line con 0
 exec-timeout 0 0
line aux 0
line vty 0 4
 no login
 transport input none
!
exception data-corruption buffer truncate
scheduler allocate 20000 1000
no process cpu autoprofile hog
ntp server 9.13.0.10
end

Additional References

The following sections provide references related to the Enhanced Firewall Traversal using STUN feature.

Related Documents

Related Topic
Document Title
 

 


Standards

Standards
Title

No new or modified standards are supported by this feature, and support for existing standards has not been modified by this feature.


MIBs

MIBs
MIBs Link

No new or modified MIBs are supported by this feature.

To locate and download MIBs for selected platforms, Cisco IOS releases, and feature sets, use Cisco MIB Locator found at the following URL:

http://www.cisco.com/go/mibs


RFCs

RFCs
Title

No new or modified RFCs are supported by this feature, and support for existing RFCs has not been modified by this feature.


Technical Assistance

Description
Link

The Cisco Support website provides extensive online resources, including documentation and tools for troubleshooting and resolving technical issues with Cisco products and technologies.

To receive security and technical information about your products, you can subscribe to various services, such as the Product Alert Tool (accessed from Field Notices), the Cisco Technical Services Newsletter, and Really Simple Syndication (RSS) Feeds.

Access to most tools on the Cisco Support website requires a Cisco.com user ID and password.

http://www.cisco.com/techsupport


Feature Information for Enhanced Firewall Traversal using STUN

Table 1 lists the release history for this feature.

Not all commands may be available in your Cisco IOS software release. For release information about a specific command, see the command reference documentation.

Use Cisco Feature Navigator to find information about platform support and software image support. Cisco Feature Navigator enables you to determine which Cisco IOS, and Cisco IOS XE, software images support a specific software release, feature set, or platform. To access Cisco Feature Navigator, go to http://www.cisco.com/go/cfn. An account on Cisco.com is not required.

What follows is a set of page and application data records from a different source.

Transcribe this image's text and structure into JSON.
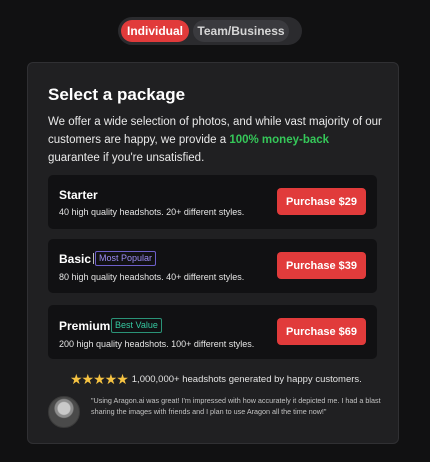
{
  "toggle": {
    "individual": "Individual",
    "team": "Team/Business"
  },
  "card": {
    "title": "Select a package",
    "description_pre": "We offer a wide selection of photos, and while vast majority of our customers are happy, we provide a ",
    "description_highlight": "100% money-back",
    "description_post": " guarantee if you're unsatisfied."
  },
  "packages": [
    {
      "name": "Starter",
      "badge": "",
      "description": "40 high quality headshots. 20+ different styles.",
      "button": "Purchase $29"
    },
    {
      "name": "Basic",
      "badge": "Most Popular",
      "description": "80 high quality headshots. 40+ different styles.",
      "button": "Purchase $39"
    },
    {
      "name": "Premium",
      "badge": "Best Value",
      "description": "200 high quality headshots. 100+ different styles.",
      "button": "Purchase $69"
    }
  ],
  "stats": {
    "stars": "★★★★★",
    "rating": 5,
    "text": "1,000,000+ headshots generated by happy customers."
  },
  "review": {
    "text": "\"Using Aragon.ai was great! I'm impressed with how accurately it depicted me. I had a blast sharing the images with friends and I plan to use Aragon all the time now!\""
  },
  "colors": {
    "accent": "#e13b3b",
    "highlight_green": "#35c759",
    "badge_popular": "#9c8cf3",
    "badge_value": "#35c8a0",
    "star": "#f6c342"
  }
}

Note Table 1 lists only the Cisco IOS software release that introduced support for a given feature in a given Cisco IOS software release train. Unless noted otherwise, subsequent releases of that Cisco IOS software release train also support that feature.


Table 1 Feature information for Enhanced Firewall Traversal using STUN 

Feature Name
Releases
Feature Information

Cisco Unified Communications Trusted Firewall Control.

15.0(1)M

Cisco Unified Communications Trusted Firewall Control using STUN pushes intelligent services into the network through Trust Relay Point (TRP).

The stun flowdata catlife commands is introduced by this feature.


Any Internet Protocol (IP) addresses and phone numbers used in this document are not intended to be actual addresses and phone numbers. Any examples, command display output, network topology diagrams, and other figures included in the document are shown for illustrative purposes only. Any use of actual IP addresses or phone numbers in illustrative content is unintentional and coincidental.

© 2009 Cisco Systems, Inc. All rights reserved.